Kes is Ken Loach's most acclaimed film. Shot in Barnsley with a largely unknown cast, it's a highly engaging tale about Billy Casper (David Bradley), a fifteen year-old boy whose independent nature doesn't gel with the rigid authoritarianism and conformity that characterise his wasted school life. It is only through the acquisition and training of a young kestrel hawk that his existence is given meaning. It allows him the kind of fulfillment and liberation that his family or school life could never provide. For once his life has a focus - he glimpses the fact that it is possible to escape from his depressing working class environment.

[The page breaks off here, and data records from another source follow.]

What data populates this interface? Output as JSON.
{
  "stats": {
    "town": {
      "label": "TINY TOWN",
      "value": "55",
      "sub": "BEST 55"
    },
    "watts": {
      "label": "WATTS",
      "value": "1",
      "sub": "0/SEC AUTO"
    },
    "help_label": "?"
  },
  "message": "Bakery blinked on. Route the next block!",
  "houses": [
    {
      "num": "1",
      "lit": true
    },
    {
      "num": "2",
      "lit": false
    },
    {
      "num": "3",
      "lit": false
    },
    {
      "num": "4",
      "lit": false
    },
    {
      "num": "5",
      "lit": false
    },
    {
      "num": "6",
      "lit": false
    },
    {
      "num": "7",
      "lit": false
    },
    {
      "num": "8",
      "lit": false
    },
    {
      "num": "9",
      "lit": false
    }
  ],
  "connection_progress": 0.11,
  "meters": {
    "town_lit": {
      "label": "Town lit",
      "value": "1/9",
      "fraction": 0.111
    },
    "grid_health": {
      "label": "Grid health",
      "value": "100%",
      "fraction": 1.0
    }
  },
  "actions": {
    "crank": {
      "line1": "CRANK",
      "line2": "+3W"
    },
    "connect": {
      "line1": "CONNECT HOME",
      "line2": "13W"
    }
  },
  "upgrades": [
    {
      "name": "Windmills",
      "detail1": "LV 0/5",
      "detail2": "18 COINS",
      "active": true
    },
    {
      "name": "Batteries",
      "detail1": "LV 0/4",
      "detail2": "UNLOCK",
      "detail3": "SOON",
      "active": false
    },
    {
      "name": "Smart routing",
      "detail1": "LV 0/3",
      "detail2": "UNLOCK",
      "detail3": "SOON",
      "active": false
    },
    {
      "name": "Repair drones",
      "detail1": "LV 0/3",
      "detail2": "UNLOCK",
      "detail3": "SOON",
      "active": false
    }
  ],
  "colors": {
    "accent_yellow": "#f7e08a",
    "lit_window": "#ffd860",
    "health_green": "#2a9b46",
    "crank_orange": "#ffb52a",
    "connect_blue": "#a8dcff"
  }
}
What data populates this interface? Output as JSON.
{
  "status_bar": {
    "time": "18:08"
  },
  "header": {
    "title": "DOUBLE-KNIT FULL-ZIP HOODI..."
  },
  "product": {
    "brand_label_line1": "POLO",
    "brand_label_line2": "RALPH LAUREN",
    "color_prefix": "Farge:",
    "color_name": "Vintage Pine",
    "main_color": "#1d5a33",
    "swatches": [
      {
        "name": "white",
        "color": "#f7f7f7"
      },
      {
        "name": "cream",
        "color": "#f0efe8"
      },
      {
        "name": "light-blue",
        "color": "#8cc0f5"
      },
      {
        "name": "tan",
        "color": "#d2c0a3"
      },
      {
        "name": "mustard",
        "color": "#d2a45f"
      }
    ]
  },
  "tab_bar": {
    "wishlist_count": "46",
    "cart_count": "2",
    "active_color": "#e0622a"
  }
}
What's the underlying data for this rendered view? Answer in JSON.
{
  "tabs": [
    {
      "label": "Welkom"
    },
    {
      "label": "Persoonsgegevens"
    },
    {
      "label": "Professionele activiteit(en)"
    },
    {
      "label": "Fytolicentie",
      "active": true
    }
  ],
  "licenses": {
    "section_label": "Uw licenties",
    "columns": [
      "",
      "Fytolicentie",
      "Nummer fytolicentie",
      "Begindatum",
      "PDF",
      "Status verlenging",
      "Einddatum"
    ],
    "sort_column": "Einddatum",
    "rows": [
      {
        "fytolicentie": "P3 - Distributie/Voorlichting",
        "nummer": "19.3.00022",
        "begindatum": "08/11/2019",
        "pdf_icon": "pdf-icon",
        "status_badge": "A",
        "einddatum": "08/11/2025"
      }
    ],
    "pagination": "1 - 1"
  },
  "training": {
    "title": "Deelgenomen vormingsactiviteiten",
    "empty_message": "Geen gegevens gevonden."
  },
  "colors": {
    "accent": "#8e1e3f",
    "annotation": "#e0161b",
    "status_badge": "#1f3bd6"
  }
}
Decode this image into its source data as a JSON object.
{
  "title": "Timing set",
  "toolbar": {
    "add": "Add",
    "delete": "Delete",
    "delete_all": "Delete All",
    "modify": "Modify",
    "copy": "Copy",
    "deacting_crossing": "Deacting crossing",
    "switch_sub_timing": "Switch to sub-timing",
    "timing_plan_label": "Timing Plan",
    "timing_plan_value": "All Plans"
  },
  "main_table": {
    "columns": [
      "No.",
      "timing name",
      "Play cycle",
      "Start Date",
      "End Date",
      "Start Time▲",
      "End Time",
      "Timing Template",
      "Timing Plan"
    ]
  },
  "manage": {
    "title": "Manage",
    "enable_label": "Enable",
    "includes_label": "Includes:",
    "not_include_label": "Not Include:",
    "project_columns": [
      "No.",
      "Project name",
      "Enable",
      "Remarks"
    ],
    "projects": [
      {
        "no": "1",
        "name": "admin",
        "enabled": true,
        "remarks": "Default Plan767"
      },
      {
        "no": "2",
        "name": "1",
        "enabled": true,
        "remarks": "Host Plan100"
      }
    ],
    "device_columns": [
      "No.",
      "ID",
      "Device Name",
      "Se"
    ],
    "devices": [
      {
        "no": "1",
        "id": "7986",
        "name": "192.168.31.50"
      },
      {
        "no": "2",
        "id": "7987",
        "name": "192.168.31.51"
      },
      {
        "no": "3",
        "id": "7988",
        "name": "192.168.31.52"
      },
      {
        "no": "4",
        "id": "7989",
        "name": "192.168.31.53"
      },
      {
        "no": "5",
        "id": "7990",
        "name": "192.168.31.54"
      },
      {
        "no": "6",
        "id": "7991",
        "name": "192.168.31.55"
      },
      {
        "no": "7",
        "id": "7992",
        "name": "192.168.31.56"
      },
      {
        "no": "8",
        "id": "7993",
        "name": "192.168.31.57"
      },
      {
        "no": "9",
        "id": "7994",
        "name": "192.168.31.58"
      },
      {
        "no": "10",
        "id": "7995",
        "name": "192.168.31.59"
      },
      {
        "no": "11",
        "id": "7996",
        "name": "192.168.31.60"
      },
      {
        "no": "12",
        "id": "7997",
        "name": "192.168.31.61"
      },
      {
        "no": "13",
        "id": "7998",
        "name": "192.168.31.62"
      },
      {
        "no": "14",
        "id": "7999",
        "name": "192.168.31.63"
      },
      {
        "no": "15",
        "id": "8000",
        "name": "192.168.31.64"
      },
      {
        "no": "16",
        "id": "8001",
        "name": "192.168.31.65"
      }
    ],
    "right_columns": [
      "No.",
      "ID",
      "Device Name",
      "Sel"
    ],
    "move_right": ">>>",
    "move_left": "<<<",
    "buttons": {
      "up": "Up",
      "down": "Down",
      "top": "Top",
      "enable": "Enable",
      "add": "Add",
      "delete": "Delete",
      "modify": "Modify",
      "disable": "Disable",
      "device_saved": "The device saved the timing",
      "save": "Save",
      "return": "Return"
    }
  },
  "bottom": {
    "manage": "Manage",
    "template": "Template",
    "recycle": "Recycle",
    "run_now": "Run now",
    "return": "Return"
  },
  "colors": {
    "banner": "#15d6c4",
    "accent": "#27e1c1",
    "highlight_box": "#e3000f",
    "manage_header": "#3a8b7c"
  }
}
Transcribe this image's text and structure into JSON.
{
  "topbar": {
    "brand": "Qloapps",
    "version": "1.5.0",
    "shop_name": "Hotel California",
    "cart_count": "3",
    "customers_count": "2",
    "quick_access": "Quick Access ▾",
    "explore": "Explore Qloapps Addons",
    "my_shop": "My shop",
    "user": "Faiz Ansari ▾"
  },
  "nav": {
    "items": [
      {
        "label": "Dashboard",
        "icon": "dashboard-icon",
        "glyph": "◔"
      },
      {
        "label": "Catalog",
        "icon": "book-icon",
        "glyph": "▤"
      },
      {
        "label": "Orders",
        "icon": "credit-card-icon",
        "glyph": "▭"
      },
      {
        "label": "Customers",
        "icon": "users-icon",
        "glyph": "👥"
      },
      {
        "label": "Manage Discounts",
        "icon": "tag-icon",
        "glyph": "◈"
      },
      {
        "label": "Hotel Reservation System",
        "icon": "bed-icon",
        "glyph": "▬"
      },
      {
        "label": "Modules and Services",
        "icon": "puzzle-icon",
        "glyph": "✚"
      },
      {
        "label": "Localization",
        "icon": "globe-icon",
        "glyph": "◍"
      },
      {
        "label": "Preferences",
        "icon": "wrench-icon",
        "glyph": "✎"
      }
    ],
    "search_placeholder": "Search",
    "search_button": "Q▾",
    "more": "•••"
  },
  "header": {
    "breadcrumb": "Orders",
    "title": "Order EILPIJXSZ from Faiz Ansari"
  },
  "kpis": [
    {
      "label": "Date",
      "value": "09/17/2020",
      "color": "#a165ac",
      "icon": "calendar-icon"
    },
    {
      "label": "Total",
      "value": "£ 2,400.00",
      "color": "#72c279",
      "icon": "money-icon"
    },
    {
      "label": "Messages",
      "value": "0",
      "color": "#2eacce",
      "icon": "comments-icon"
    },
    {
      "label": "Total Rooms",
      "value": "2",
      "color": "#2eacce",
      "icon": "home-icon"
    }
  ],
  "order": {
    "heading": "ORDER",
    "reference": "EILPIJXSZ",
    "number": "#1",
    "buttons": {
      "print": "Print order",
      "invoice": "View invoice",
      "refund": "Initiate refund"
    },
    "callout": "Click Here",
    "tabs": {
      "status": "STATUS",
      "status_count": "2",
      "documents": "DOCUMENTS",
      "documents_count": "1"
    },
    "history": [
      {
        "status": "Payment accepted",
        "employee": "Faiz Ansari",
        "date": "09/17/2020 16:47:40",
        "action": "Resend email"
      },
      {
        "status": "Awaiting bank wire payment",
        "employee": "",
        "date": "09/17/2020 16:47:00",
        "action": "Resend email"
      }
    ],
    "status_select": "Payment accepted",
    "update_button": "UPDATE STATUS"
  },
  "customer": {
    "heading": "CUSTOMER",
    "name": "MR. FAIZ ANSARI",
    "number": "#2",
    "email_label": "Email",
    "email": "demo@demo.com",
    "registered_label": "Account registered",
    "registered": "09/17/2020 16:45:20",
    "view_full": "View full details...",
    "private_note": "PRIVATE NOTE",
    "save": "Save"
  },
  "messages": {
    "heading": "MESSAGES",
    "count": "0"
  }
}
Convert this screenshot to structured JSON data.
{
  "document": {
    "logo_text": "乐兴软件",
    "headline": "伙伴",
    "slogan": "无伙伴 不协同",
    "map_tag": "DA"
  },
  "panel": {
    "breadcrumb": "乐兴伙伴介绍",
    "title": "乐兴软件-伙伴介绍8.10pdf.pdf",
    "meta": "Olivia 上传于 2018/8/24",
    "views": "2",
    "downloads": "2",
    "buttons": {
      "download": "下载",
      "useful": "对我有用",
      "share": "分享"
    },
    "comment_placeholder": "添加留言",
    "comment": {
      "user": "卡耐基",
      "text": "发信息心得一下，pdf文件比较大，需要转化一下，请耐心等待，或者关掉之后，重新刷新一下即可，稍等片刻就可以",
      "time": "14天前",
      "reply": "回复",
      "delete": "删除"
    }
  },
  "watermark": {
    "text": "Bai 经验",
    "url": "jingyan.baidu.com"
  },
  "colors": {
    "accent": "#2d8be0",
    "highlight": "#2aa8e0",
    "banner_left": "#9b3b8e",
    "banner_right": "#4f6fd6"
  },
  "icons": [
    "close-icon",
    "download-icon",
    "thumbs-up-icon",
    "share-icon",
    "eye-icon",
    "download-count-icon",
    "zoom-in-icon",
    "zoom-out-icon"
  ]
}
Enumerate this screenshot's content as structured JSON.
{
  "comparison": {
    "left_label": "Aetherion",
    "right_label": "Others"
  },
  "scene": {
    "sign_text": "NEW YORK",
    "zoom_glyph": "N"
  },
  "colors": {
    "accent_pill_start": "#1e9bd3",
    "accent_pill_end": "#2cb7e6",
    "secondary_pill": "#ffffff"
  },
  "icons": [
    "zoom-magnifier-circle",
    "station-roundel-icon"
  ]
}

Using real settings with real people, Kes is a film that speaks directly to the viewer. It's a warmly humanist work that avoids the temptation to lapse into sentimentality. The script by Barry Hines' adapted from his novel, is very honest and Chris Menges' cinematography is striking. The acting is generally excellent Bradley is a revelation as the boy and the casting of Colin Welland as the one sympathetic schoolteacher works well.
Review by Stephen Townsend
Taken from EUFS Programme 1992-93